### Assigned task
Your result should be the lines holding the word "selected", copied from the entries below.

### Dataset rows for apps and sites

# # # #

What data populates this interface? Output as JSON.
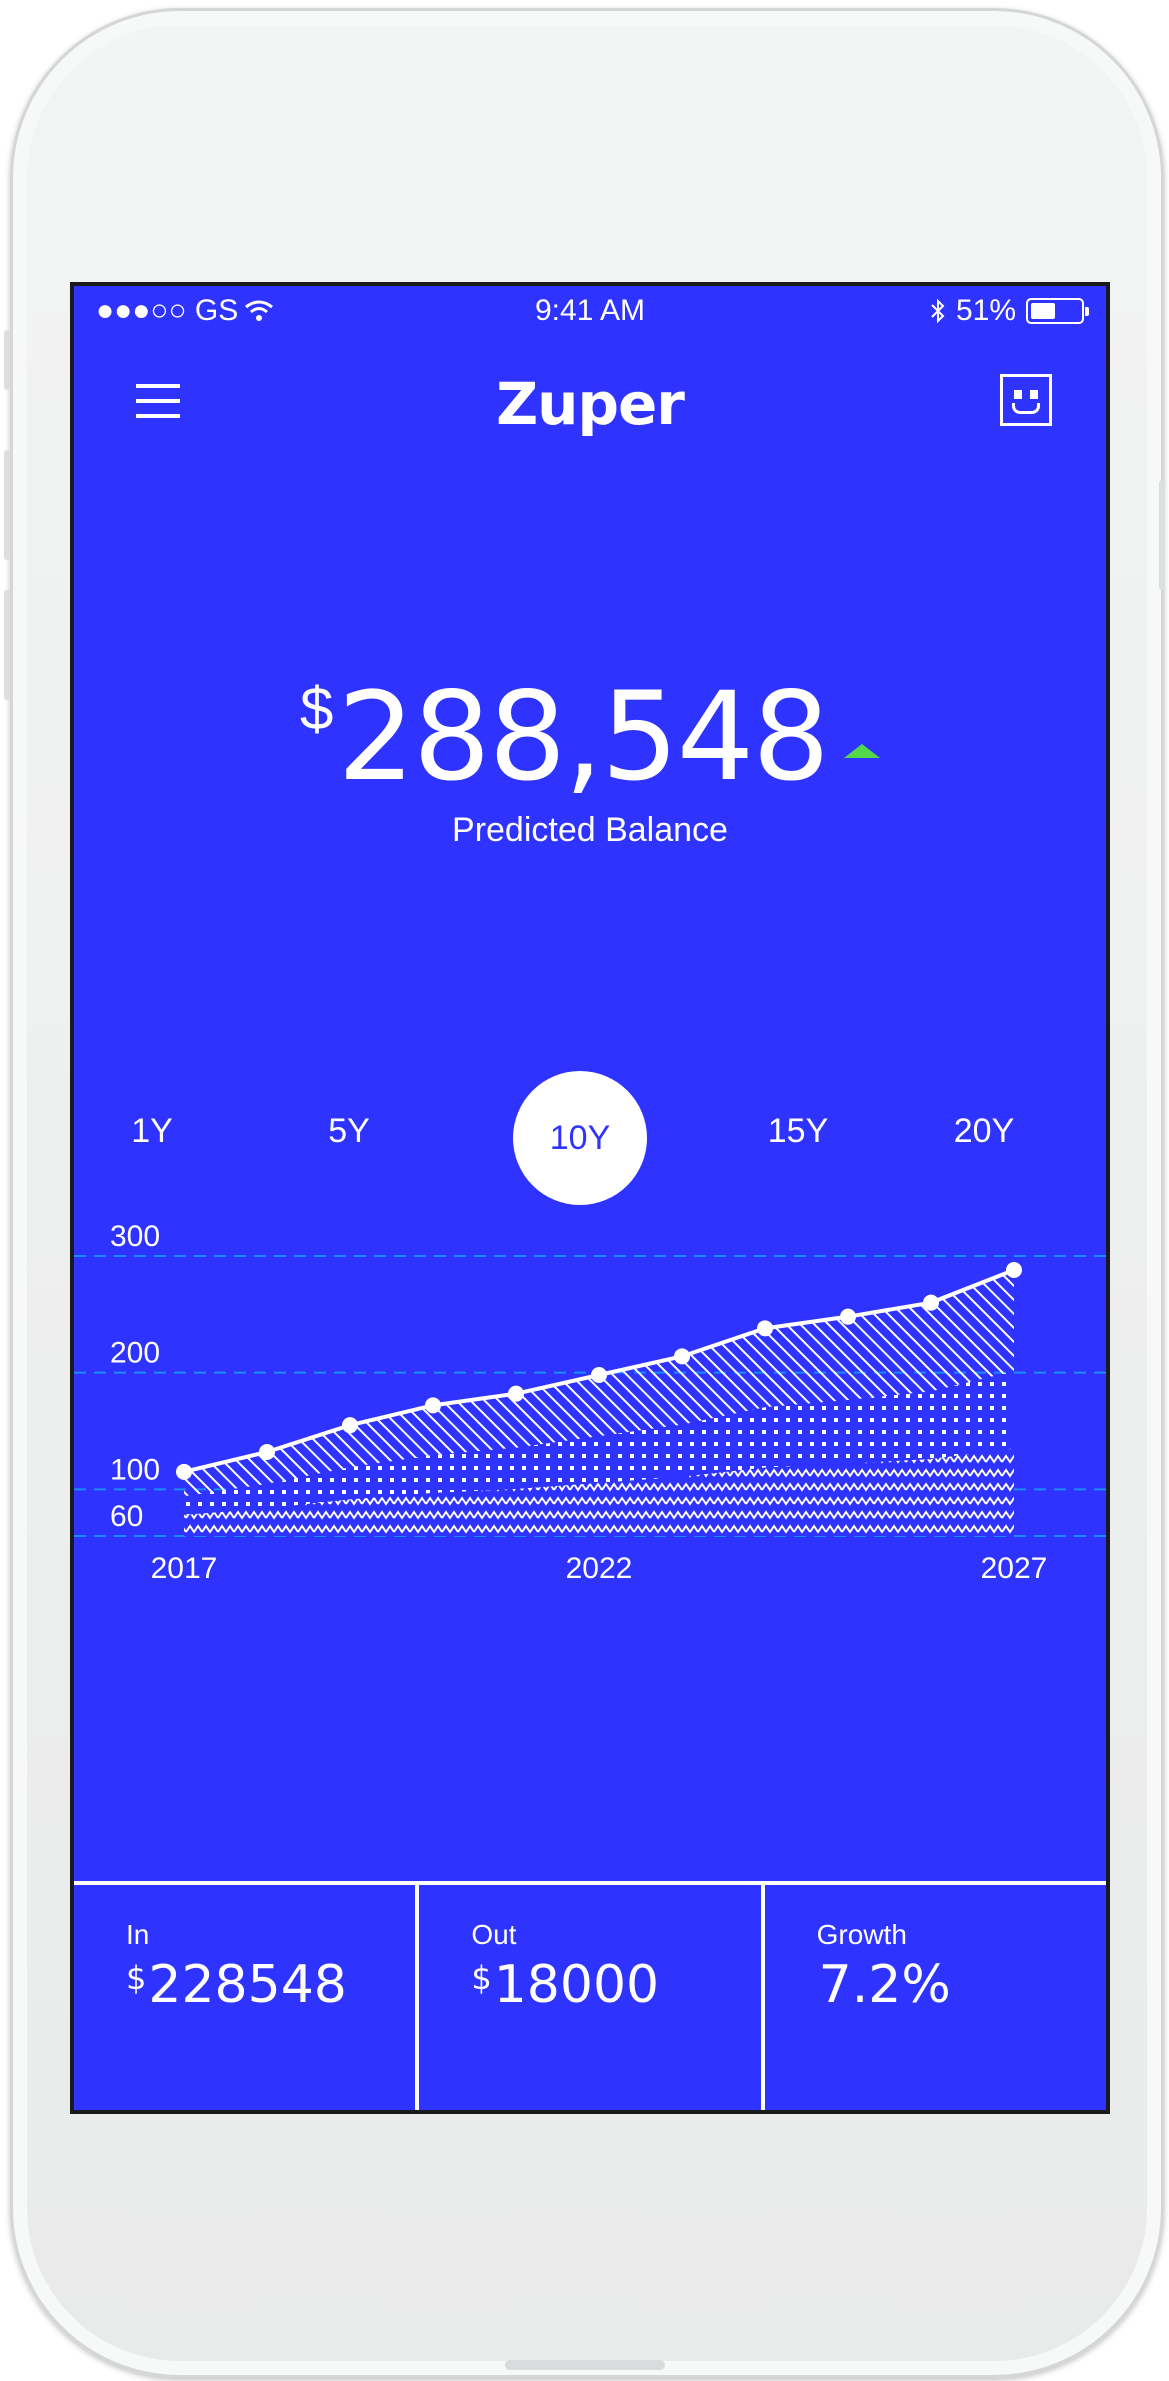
{
  "status_bar": {
    "carrier": "●●●○○ GS",
    "time": "9:41 AM",
    "battery": "51%",
    "battery_level": 0.51
  },
  "header": {
    "title": "Zuper"
  },
  "balance": {
    "currency": "$",
    "amount": "288,548",
    "label": "Predicted Balance",
    "trend": "up"
  },
  "periods": [
    {
      "label": "1Y"
    },
    {
      "label": "5Y"
    },
    {
      "label": "10Y",
      "selected": true
    },
    {
      "label": "15Y"
    },
    {
      "label": "20Y"
    }
  ],
  "chart_data": {
    "type": "area",
    "x": [
      2017,
      2018,
      2019,
      2020,
      2021,
      2022,
      2023,
      2024,
      2025,
      2026,
      2027
    ],
    "series": [
      {
        "values": [
          115,
          132,
          155,
          172,
          182,
          198,
          214,
          238,
          248,
          260,
          288
        ]
      }
    ],
    "ytick_labels": [
      "60",
      "100",
      "200",
      "300"
    ],
    "yticks": [
      60,
      100,
      200,
      300
    ],
    "xtick_labels": [
      "2017",
      "2022",
      "2027"
    ],
    "xticks": [
      2017,
      2022,
      2027
    ],
    "ylim": [
      60,
      300
    ],
    "grid": true,
    "colors": {
      "line": "#ffffff",
      "grid": "#1a8cff",
      "background": "#2f33ff"
    }
  },
  "stats": [
    {
      "label": "In",
      "currency": "$",
      "value": "228548"
    },
    {
      "label": "Out",
      "currency": "$",
      "value": "18000"
    },
    {
      "label": "Growth",
      "currency": "",
      "value": "7.2%"
    }
  ],
  "colors": {
    "accent": "#2f33ff",
    "trend_up": "#54d84a"
  }
}
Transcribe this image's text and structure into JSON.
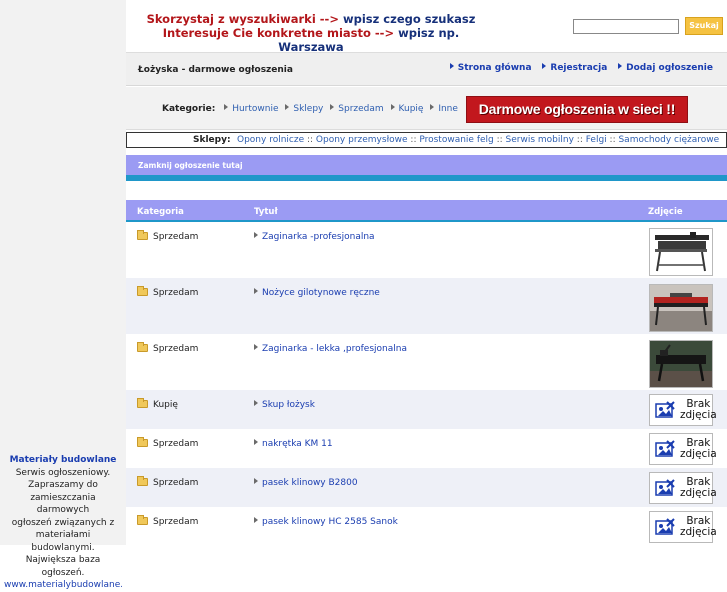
{
  "sidebar": {
    "ad_title": "Materiały budowlane",
    "ad_lines": [
      "Serwis ogłoszeniowy.",
      "Zapraszamy do",
      "zamieszczania darmowych",
      "ogłoszeń związanych z",
      "materiałami budowlanymi.",
      "Największa baza ogłoszeń."
    ],
    "ad_url": "www.materialybudowlane.com"
  },
  "banner": {
    "line1_a": "Skorzystaj z wyszukiwarki --> ",
    "line1_b": "wpisz czego szukasz",
    "line2_a": "Interesuje Cie konkretne miasto --> ",
    "line2_b": "wpisz np. Warszawa",
    "search_value": "",
    "search_button": "Szukaj"
  },
  "titlebar": {
    "page_title": "Łożyska - darmowe ogłoszenia",
    "nav": [
      "Strona główna",
      "Rejestracja",
      "Dodaj ogłoszenie"
    ]
  },
  "categories": {
    "label": "Kategorie:",
    "items": [
      "Hurtownie",
      "Sklepy",
      "Sprzedam",
      "Kupię",
      "Inne"
    ],
    "ad_banner": "Darmowe ogłoszenia w sieci !!"
  },
  "shops": {
    "label": "Sklepy:",
    "items": [
      "Opony rolnicze",
      "Opony przemysłowe",
      "Prostowanie felg",
      "Serwis mobilny",
      "Felgi",
      "Samochody ciężarowe"
    ]
  },
  "login": {
    "text": "Zamknij ogłoszenie tutaj"
  },
  "listing": {
    "headers": {
      "category": "Kategoria",
      "title": "Tytuł",
      "photo": "Zdjęcie"
    },
    "rows": [
      {
        "category": "Sprzedam",
        "title": "Zaginarka -profesjonalna",
        "photo": "image"
      },
      {
        "category": "Sprzedam",
        "title": "Nożyce gilotynowe ręczne",
        "photo": "image"
      },
      {
        "category": "Sprzedam",
        "title": "Zaginarka - lekka ,profesjonalna",
        "photo": "image"
      },
      {
        "category": "Kupię",
        "title": "Skup łożysk",
        "photo": "none"
      },
      {
        "category": "Sprzedam",
        "title": "nakrętka KM 11",
        "photo": "none"
      },
      {
        "category": "Sprzedam",
        "title": "pasek klinowy B2800",
        "photo": "none"
      },
      {
        "category": "Sprzedam",
        "title": "pasek klinowy HC 2585 Sanok",
        "photo": "none"
      }
    ],
    "no_photo_line1": "Brak",
    "no_photo_line2": "zdjęcia"
  },
  "colors": {
    "header_purple": "#9b9bf3",
    "accent_blue": "#1f97c9",
    "link_blue": "#1a3db0",
    "ad_red": "#c2171d",
    "search_button": "#f5c241"
  }
}
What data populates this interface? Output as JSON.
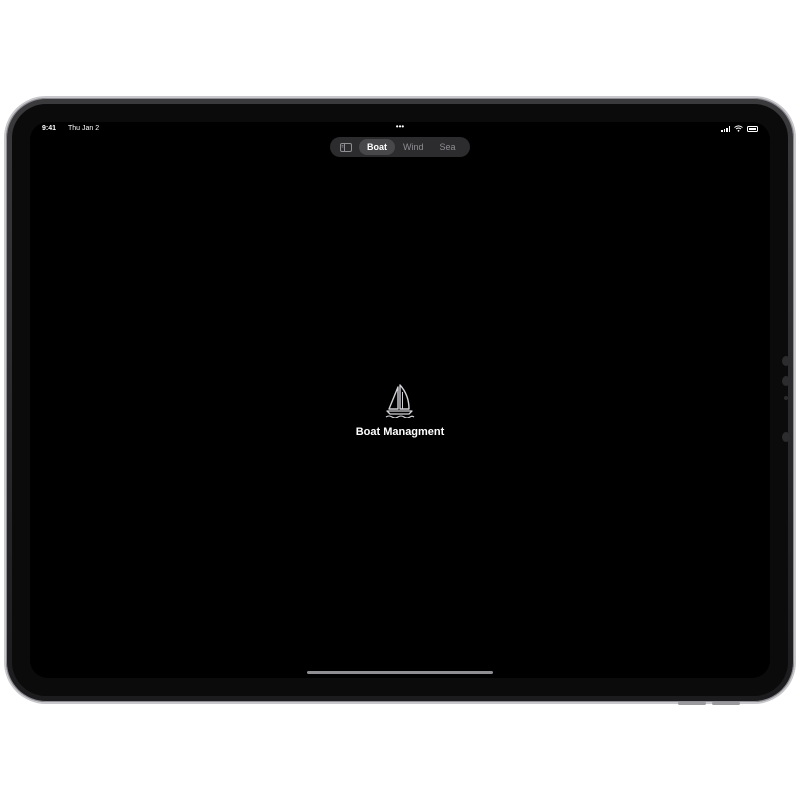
{
  "status_bar": {
    "time": "9:41",
    "date": "Thu Jan 2",
    "dots": "•••",
    "icons": [
      "cellular-signal-icon",
      "wifi-icon",
      "battery-icon"
    ]
  },
  "tab_bar": {
    "sidebar_icon": "sidebar-toggle-icon",
    "tabs": [
      {
        "label": "Boat",
        "selected": true
      },
      {
        "label": "Wind",
        "selected": false
      },
      {
        "label": "Sea",
        "selected": false
      }
    ]
  },
  "main": {
    "icon": "sailboat-icon",
    "title": "Boat Managment"
  },
  "colors": {
    "screen_background": "#000000",
    "tab_bar_background": "#2c2c2e",
    "active_tab_background": "#48484a",
    "inactive_tab_text": "#8e8e93",
    "primary_text": "#ffffff"
  }
}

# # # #

### Solution to the exercise
      "selected": true
        "selected": true
        "selected": false
        "selected": false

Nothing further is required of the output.